The brutal truth. Can anyone help me, please?

Anyway, on to the IWSG monthly question.

August 7 question – Has your writing ever taken you by surprise? For example, a positive and belated response to a submission you’d forgotten about or an ending you never saw coming?

I can’t claim any ‘industry’ surprises. But that’s not surprising given my lack of productivity. A few expected rejections, a few years ago. One hoped for acceptance – my debut novel, Spiral of Hooves. But unsurprising low sales and mixed reviews.

However, there was one surprise while writing Spiral of Hooves – the identity of the antagonist. S/he changed as I edited the early drafts and focused the story – as did her/his motive.

In one of my current WIPs, part of the Snowdon Shadows series, one of my favourite characters became an unexpected victim – but with a twist. Where did that come from?

There must be a devious person at work in my mind. Who is it? Why did I create a link back to my unrelated debut? A character in the WIP series appeared after playing a minor role in Spiral of Hooves. Who was more surprised?
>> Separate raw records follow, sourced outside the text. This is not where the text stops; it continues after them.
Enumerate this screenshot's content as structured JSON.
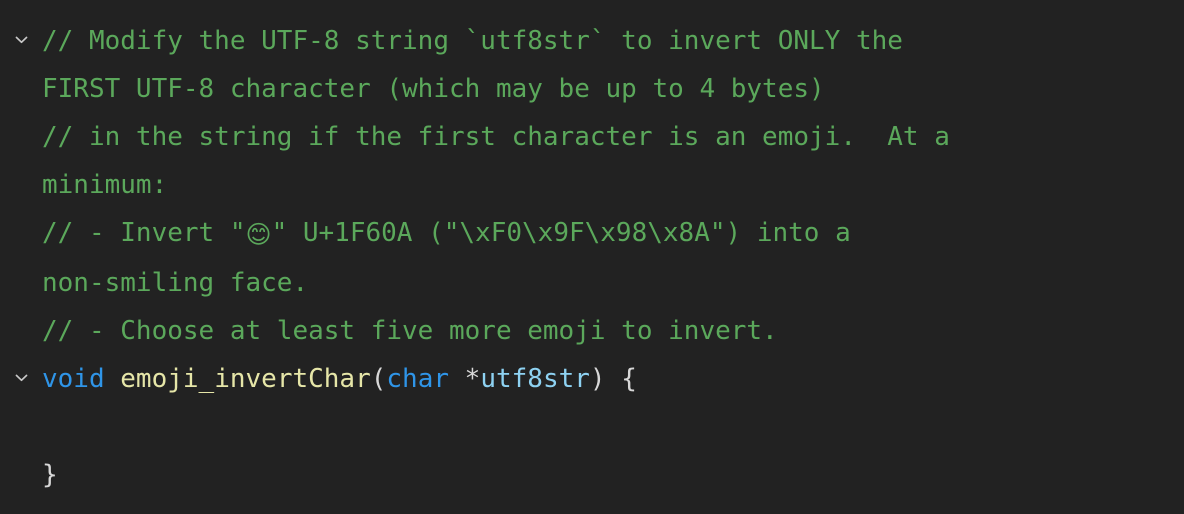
{
  "editor": {
    "background_color": "#222222",
    "language": "c",
    "comment_color": "#5ba85b",
    "keyword_color": "#2f95e8",
    "function_color": "#e6e6a8",
    "variable_color": "#8ed2f2",
    "plain_color": "#d8d8d8",
    "fold_icon": "chevron-down-icon"
  },
  "lines": [
    {
      "id": "line-1",
      "foldable": true,
      "segments": [
        {
          "type": "comment",
          "text": "// Modify the UTF-8 string `utf8str` to invert ONLY the"
        }
      ]
    },
    {
      "id": "line-1-wrap",
      "foldable": false,
      "segments": [
        {
          "type": "comment",
          "text": "FIRST UTF-8 character (which may be up to 4 bytes)"
        }
      ]
    },
    {
      "id": "line-2",
      "foldable": false,
      "segments": [
        {
          "type": "comment",
          "text": "// in the string if the first character is an emoji.  At a"
        }
      ]
    },
    {
      "id": "line-2-wrap",
      "foldable": false,
      "segments": [
        {
          "type": "comment",
          "text": "minimum:"
        }
      ]
    },
    {
      "id": "line-3",
      "foldable": false,
      "segments": [
        {
          "type": "comment",
          "text": "// - Invert \""
        },
        {
          "type": "emoji",
          "text": "😊"
        },
        {
          "type": "comment",
          "text": "\" U+1F60A (\"\\xF0\\x9F\\x98\\x8A\") into a"
        }
      ]
    },
    {
      "id": "line-3-wrap",
      "foldable": false,
      "segments": [
        {
          "type": "comment",
          "text": "non-smiling face."
        }
      ]
    },
    {
      "id": "line-4",
      "foldable": false,
      "segments": [
        {
          "type": "comment",
          "text": "// - Choose at least five more emoji to invert."
        }
      ]
    },
    {
      "id": "line-5",
      "foldable": true,
      "segments": [
        {
          "type": "keyword",
          "text": "void"
        },
        {
          "type": "plain",
          "text": " "
        },
        {
          "type": "function",
          "text": "emoji_invertChar"
        },
        {
          "type": "plain",
          "text": "("
        },
        {
          "type": "keyword",
          "text": "char"
        },
        {
          "type": "plain",
          "text": " *"
        },
        {
          "type": "variable",
          "text": "utf8str"
        },
        {
          "type": "plain",
          "text": ") {"
        }
      ]
    },
    {
      "id": "line-6",
      "foldable": false,
      "blank": true,
      "segments": []
    },
    {
      "id": "line-7",
      "foldable": false,
      "segments": [
        {
          "type": "plain",
          "text": "}"
        }
      ]
    }
  ]
}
Me or Sparkle?

*

The awesome co-hosts for the August 7 posting of the IWSG are Renee Scattergood, Sadira Stone, Jacqui Murray, Tamara Narayan, and LG Keltner!

(I so admire these guys as I know they have commitments too. Ticker-tape applause.)

Purpose of IWSG: To share and encourage. Writers can express doubts and concerns without fear of appearing foolish or weak. Those who have been through the fire can offer assistance and guidance. It’s a safe haven for insecure writers of all kinds!

Every month, we announce a question that members can answer in their IWSG post. These questions may prompt you to share advice, insight, a personal experience or story. Include your answer to the question in your IWSG post or let it inspire your post if you are struggling with something to say.

Posting: The first Wednesday of every month is officially Insecure Writer’s Support Group day. Post your thoughts on your own blog. Talk about your doubts and the fears you you have conquered. Discuss your struggles and triumphs. Offer a word of encouragement for others who are struggling. Visit others in the group and connect with your fellow writer – aim for a dozen new people each time – and return comments. This group is all about connecting!

Let’s rock the neurotic writing world!

Our Twitter handle is @TheIWSG and hashtag is #IWSG.

Every month, we announce a question that members can answer in their IWSG post. These questions may prompt you to share advice, insight, a personal experience or story. Include your answer to the question in your IWSG post or let it inspire your post if you are struggling with something to say.